**Instructions to follow**
A word-for-word repetition of all the entries is required.

Items from an interface collection
•••

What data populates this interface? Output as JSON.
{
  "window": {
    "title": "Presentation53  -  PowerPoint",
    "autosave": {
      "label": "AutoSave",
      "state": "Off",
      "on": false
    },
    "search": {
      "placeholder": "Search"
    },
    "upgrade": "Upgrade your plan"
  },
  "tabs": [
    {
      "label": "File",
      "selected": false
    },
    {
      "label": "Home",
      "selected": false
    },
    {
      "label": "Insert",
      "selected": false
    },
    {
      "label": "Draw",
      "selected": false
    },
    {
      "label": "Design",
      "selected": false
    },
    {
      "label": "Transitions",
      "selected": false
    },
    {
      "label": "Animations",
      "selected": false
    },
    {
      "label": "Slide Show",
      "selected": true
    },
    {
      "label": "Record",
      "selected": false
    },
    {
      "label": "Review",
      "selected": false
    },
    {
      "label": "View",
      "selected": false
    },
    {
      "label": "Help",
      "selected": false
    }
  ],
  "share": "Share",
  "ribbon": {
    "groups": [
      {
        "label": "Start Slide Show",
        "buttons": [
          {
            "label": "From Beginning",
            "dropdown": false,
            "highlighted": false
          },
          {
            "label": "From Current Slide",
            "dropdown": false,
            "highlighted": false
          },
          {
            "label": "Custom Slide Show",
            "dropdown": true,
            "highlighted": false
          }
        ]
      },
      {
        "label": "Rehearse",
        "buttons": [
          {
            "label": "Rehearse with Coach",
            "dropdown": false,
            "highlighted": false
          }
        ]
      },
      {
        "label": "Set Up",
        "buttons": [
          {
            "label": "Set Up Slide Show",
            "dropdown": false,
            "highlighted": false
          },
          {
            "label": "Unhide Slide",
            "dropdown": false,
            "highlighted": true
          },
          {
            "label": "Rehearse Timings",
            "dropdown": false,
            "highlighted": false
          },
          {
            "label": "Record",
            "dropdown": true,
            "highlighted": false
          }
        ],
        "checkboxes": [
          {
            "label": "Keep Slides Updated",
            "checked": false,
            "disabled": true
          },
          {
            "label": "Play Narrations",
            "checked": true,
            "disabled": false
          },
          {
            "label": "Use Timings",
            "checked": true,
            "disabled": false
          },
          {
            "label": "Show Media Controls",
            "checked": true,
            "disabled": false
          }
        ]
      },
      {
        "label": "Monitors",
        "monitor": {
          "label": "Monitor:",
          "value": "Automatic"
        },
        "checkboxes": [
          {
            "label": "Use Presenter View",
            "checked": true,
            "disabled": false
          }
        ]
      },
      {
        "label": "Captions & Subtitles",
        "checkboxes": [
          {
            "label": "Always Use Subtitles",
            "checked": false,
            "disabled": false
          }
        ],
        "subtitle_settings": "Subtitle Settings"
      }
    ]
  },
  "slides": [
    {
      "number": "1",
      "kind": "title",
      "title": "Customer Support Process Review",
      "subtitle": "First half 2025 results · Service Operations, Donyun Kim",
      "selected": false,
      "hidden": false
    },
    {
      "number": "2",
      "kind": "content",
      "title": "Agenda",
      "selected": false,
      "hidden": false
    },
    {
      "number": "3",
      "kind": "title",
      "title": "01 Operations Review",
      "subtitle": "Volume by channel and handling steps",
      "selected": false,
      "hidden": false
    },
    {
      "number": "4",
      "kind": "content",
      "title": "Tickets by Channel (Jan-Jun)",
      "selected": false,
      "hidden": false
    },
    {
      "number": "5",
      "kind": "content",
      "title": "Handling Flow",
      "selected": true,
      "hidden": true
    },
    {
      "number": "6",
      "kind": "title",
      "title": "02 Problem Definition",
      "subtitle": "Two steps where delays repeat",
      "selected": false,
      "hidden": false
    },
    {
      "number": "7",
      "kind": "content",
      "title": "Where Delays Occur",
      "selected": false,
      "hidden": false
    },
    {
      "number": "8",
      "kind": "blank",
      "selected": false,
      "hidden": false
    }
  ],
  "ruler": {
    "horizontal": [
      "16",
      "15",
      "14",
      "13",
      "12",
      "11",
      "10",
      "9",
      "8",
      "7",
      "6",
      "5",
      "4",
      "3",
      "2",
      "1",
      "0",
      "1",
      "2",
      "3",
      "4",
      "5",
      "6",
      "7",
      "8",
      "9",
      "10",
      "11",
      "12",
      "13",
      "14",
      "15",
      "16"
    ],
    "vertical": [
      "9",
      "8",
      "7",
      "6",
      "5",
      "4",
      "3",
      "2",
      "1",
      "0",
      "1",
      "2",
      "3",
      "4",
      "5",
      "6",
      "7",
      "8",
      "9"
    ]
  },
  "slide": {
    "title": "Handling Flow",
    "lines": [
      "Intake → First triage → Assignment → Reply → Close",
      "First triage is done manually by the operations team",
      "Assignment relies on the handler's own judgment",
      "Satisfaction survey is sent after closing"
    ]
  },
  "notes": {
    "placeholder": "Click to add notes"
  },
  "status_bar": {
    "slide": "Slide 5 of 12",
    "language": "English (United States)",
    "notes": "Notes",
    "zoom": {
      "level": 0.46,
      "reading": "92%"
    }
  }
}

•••

**Result below**
What data populates this interface? Output as JSON.
{
  "window": {
    "title": "Presentation53  -  PowerPoint",
    "autosave": {
      "label": "AutoSave",
      "state": "Off",
      "on": false
    },
    "search": {
      "placeholder": "Search"
    },
    "upgrade": "Upgrade your plan"
  },
  "tabs": [
    {
      "label": "File",
      "selected": false
    },
    {
      "label": "Home",
      "selected": false
    },
    {
      "label": "Insert",
      "selected": false
    },
    {
      "label": "Draw",
      "selected": false
    },
    {
      "label": "Design",
      "selected": false
    },
    {
      "label": "Transitions",
      "selected": false
    },
    {
      "label": "Animations",
      "selected": false
    },
    {
      "label": "Slide Show",
      "selected": true
    },
    {
      "label": "Record",
      "selected": false
    },
    {
      "label": "Review",
      "selected": false
    },
    {
      "label": "View",
      "selected": false
    },
    {
      "label": "Help",
      "selected": false
    }
  ],
  "share": "Share",
  "ribbon": {
    "groups": [
      {
        "label": "Start Slide Show",
        "buttons": [
          {
            "label": "From Beginning",
            "dropdown": false,
            "highlighted": false
          },
          {
            "label": "From Current Slide",
            "dropdown": false,
            "highlighted": false
          },
          {
            "label": "Custom Slide Show",
            "dropdown": true,
            "highlighted": false
          }
        ]
      },
      {
        "label": "Rehearse",
        "buttons": [
          {
            "label": "Rehearse with Coach",
            "dropdown": false,
            "highlighted": false
          }
        ]
      },
      {
        "label": "Set Up",
        "buttons": [
          {
            "label": "Set Up Slide Show",
            "dropdown": false,
            "highlighted": false
          },
          {
            "label": "Unhide Slide",
            "dropdown": false,
            "highlighted": true
          },
          {
            "label": "Rehearse Timings",
            "dropdown": false,
            "highlighted": false
          },
          {
            "label": "Record",
            "dropdown": true,
            "highlighted": false
          }
        ],
        "checkboxes": [
          {
            "label": "Keep Slides Updated",
            "checked": false,
            "disabled": true
          },
          {
            "label": "Play Narrations",
            "checked": true,
            "disabled": false
          },
          {
            "label": "Use Timings",
            "checked": true,
            "disabled": false
          },
          {
            "label": "Show Media Controls",
            "checked": true,
            "disabled": false
          }
        ]
      },
      {
        "label": "Monitors",
        "monitor": {
          "label": "Monitor:",
          "value": "Automatic"
        },
        "checkboxes": [
          {
            "label": "Use Presenter View",
            "checked": true,
            "disabled": false
          }
        ]
      },
      {
        "label": "Captions & Subtitles",
        "checkboxes": [
          {
            "label": "Always Use Subtitles",
            "checked": false,
            "disabled": false
          }
        ],
        "subtitle_settings": "Subtitle Settings"
      }
    ]
  },
  "slides": [
    {
      "number": "1",
      "kind": "title",
      "title": "Customer Support Process Review",
      "subtitle": "First half 2025 results · Service Operations, Donyun Kim",
      "selected": false,
      "hidden": false
    },
    {
      "number": "2",
      "kind": "content",
      "title": "Agenda",
      "selected": false,
      "hidden": false
    },
    {
      "number": "3",
      "kind": "title",
      "title": "01 Operations Review",
      "subtitle": "Volume by channel and handling steps",
      "selected": false,
      "hidden": false
    },
    {
      "number": "4",
      "kind": "content",
      "title": "Tickets by Channel (Jan-Jun)",
      "selected": false,
      "hidden": false
    },
    {
      "number": "5",
      "kind": "content",
      "title": "Handling Flow",
      "selected": true,
      "hidden": true
    },
    {
      "number": "6",
      "kind": "title",
      "title": "02 Problem Definition",
      "subtitle": "Two steps where delays repeat",
      "selected": false,
      "hidden": false
    },
    {
      "number": "7",
      "kind": "content",
      "title": "Where Delays Occur",
      "selected": false,
      "hidden": false
    },
    {
      "number": "8",
      "kind": "blank",
      "selected": false,
      "hidden": false
    }
  ],
  "ruler": {
    "horizontal": [
      "16",
      "15",
      "14",
      "13",
      "12",
      "11",
      "10",
      "9",
      "8",
      "7",
      "6",
      "5",
      "4",
      "3",
      "2",
      "1",
      "0",
      "1",
      "2",
      "3",
      "4",
      "5",
      "6",
      "7",
      "8",
      "9",
      "10",
      "11",
      "12",
      "13",
      "14",
      "15",
      "16"
    ],
    "vertical": [
      "9",
      "8",
      "7",
      "6",
      "5",
      "4",
      "3",
      "2",
      "1",
      "0",
      "1",
      "2",
      "3",
      "4",
      "5",
      "6",
      "7",
      "8",
      "9"
    ]
  },
  "slide": {
    "title": "Handling Flow",
    "lines": [
      "Intake → First triage → Assignment → Reply → Close",
      "First triage is done manually by the operations team",
      "Assignment relies on the handler's own judgment",
      "Satisfaction survey is sent after closing"
    ]
  },
  "notes": {
    "placeholder": "Click to add notes"
  },
  "status_bar": {
    "slide": "Slide 5 of 12",
    "language": "English (United States)",
    "notes": "Notes",
    "zoom": {
      "level": 0.46,
      "reading": "92%"
    }
  }
}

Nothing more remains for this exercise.